* _Work to complete_: The expected output is each line in the data below that includes the string "buingockhuong".

* _Working data_:

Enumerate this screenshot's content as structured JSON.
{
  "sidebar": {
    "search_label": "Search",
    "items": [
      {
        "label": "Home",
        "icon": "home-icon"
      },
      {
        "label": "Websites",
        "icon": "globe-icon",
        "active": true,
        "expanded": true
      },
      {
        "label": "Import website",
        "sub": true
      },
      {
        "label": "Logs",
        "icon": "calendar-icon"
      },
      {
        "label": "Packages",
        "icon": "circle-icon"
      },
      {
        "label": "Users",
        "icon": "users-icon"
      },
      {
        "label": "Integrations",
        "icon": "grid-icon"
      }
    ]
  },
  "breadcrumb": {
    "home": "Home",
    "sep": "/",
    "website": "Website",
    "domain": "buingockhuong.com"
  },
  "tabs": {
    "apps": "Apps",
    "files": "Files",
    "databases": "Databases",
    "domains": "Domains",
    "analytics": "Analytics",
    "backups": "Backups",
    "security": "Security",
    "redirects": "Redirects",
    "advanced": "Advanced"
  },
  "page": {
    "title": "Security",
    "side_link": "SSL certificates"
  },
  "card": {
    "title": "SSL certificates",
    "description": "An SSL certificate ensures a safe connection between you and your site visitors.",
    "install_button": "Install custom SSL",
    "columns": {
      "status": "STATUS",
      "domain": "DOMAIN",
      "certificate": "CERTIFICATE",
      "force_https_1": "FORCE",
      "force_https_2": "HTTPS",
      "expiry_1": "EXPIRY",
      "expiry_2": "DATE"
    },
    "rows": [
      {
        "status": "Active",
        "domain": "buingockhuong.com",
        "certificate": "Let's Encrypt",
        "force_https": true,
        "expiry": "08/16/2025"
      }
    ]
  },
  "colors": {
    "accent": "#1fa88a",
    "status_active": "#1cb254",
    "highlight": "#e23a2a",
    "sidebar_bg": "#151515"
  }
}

* _Answer below_:
    "domain": "buingockhuong.com"
        "domain": "buingockhuong.com",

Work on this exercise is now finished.